Toxic Positivity: “Stay Positive.”
An Alternative: “Let’s try and spot some good in here .”

Toxic Positivity: “Just be happy.”
An Alternative: “It’s okay to feel negative emotions, but what can I do to feel better.”

admin No Comments

One More Kind of Social (Media) Distancing

Doesn’t it sound wonderful to be able to travel the whole wide world from the palm of our hand? In the trying times that we are living in, especially so! A lot of people would argue that the pandemic has been easier to deal with due to digital technology keeping us connected. And rightfully so. But at what point should we stop and start observing the damages it lays on our minds and bodies?

I recently watched ‘The Social Dilemma’ on Netflix and felt inspired to write about the impacts social media has on our lives. Data harvesting, digital cloning, persuasive advertising – the list is long.
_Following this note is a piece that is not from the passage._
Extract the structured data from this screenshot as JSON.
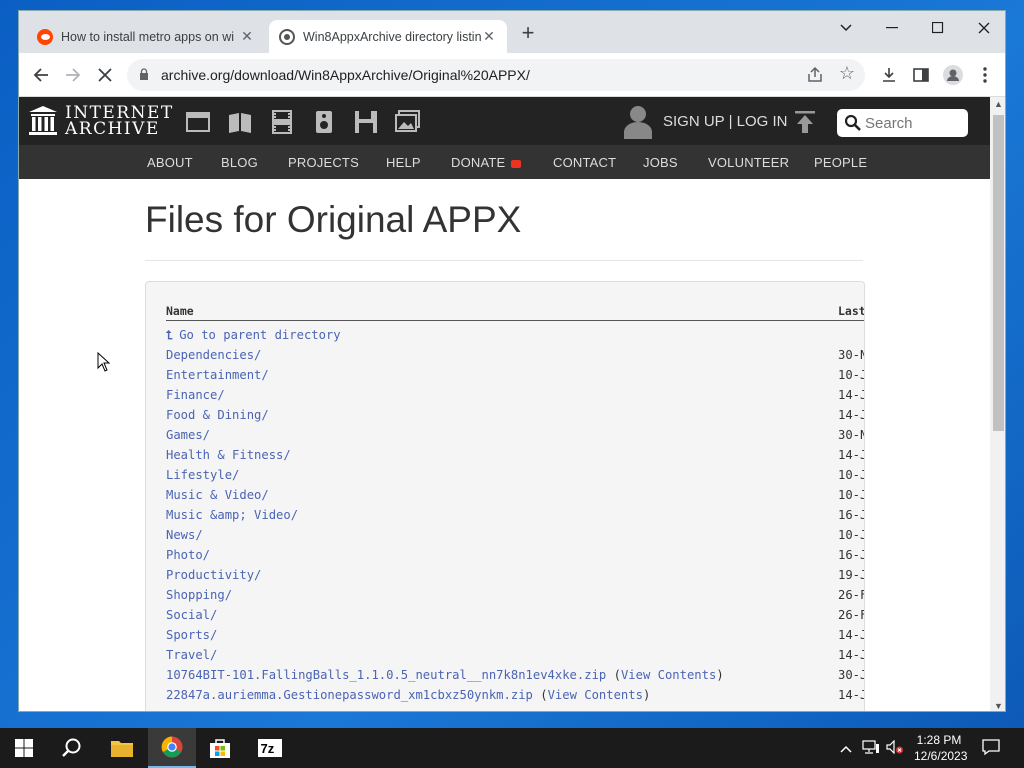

We end up comparing ourselves to others, feel anxious when new notifications don’t pop up, and eventually depressed as a result of all factors combined.

However, I noticed that while there is a lot of education about how social media is impacting us, not a lot of people are talking how to get out of the comfort zone of social media and move towards finding a more fulfilled reality. How does one find the support to make that shift? How does one even begin? Finding a starting point is always the hardest.

Quitting social media cold turkey is not an option. However, reducing our reliance on these platforms might be a smarter approach for working towards rebuilding ourselves and leading more effective and purposeful lives.

First things first, understanding how your social media accounts make you feel will make a world of difference. If a news outlet is constantly putting out fear-inducing content, check in with yourself if it makes you anxious. If it does make you anxious, unfollow that page. You will always have the option of going back to them and having a quick peek without them cluttering your news feed with nerve-racking content. You can call it a spring clean, the Marie Kondo way, or maybe even the first step towards finding your Ikigai.

How about creating a strategy that works for you? Does setting time limits make you feel better about your social media usage? Or replacing social media time with other, more fulfilling activities is an approach you prefer? This step will require introspection. But performing the smallest action towards change will create a world of difference in the long run. This small action will induce fear, which I have spoken about in depth here.

When the need to be perfect in the eyes of others loses its hold on you, you automatically allow room for self-growth. Perfection often induces the feeling of being judged, which in the long run makes us anxious and fearful individuals, looking for approval because various reasons, comfort with the self was never a priority.

Some introspection and inward focus is definitely required to trigger a thought process of love, compassion and respect for the Self! These are areas that we have been conditioned to ignore. Finding a balance between staying connected with people through technology and using that technology to ‘sell yourself’ on social media will give you the room to explore the self.

A mindful approach towards using these platforms will bring happiness and keep your inner self at peace. By limiting your use of these platforms, you will finally have time to focus on personal growth and professional success.